The understanding and realization of directional cell movement towards a harder region of a cell culture substrate surface, so-called mechanotaxis, might provide a solid basis for a functional artificial extracellular matrix, enabling manipulation and elucidation of cell motility. The photolithographic surface microelasticity patterning method was developed for fabricating a cell-adhesive hydrogel with a microelasticity gradient (MEG) surface using photocurable styrenated gelatin to investigate the condition of surface elasticity to induce mechanotaxis as a basis for such substrate-elasticity-dependent control of cell motility. Patterned MEG gels consisting of different absolute surface elasticities and elasticity jumps were prepared. Surface elasticity and its two-dimensional distribution were characterized by microindentation tests using atomic force microscopy (AFM). From analyses of trajectories of 3T3 cell movement on each prepared MEG gel, two critical criteria of the elasticity jump and the absolute elasticity to induce mechanotaxis were identified: (1) a high elasticity ratio between the hard region and the soft one, and (2) elasticity of the softer region to provide medium motility. Design of these conditions was found to be necessary for fabricating an artificial extracellular matrix to control or manipulate cell motility.

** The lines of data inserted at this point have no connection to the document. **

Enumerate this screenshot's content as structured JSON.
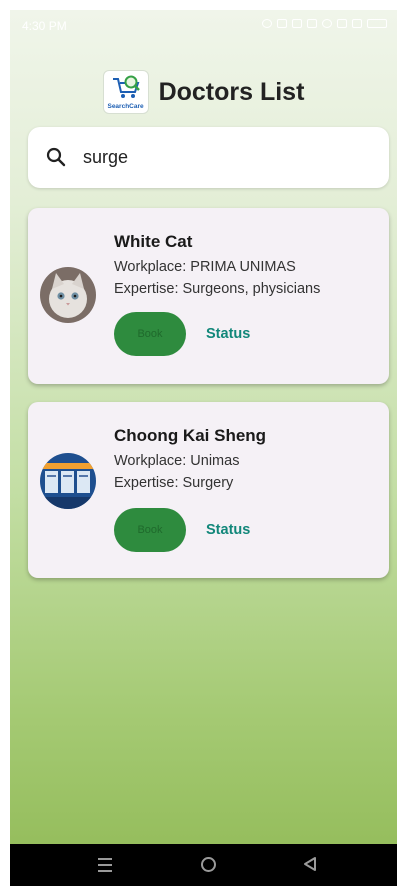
{
  "status_bar": {
    "time": "4:30 PM"
  },
  "header": {
    "logo_text": "SearchCare",
    "title": "Doctors List"
  },
  "search": {
    "value": "surge",
    "icon": "search-icon"
  },
  "doctors": [
    {
      "name": "White Cat",
      "workplace": "Workplace: PRIMA UNIMAS",
      "expertise": "Expertise: Surgeons, physicians",
      "book_label": "Book",
      "status_label": "Status"
    },
    {
      "name": "Choong Kai Sheng",
      "workplace": "Workplace: Unimas",
      "expertise": "Expertise: Surgery",
      "book_label": "Book",
      "status_label": "Status"
    }
  ],
  "colors": {
    "accent_green": "#2e8b3e",
    "status_teal": "#12877a",
    "card_background": "#f5f1f6"
  }
}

All Science Journal Classification (ASJC) codes
- Applied Microbiology and Biotechnology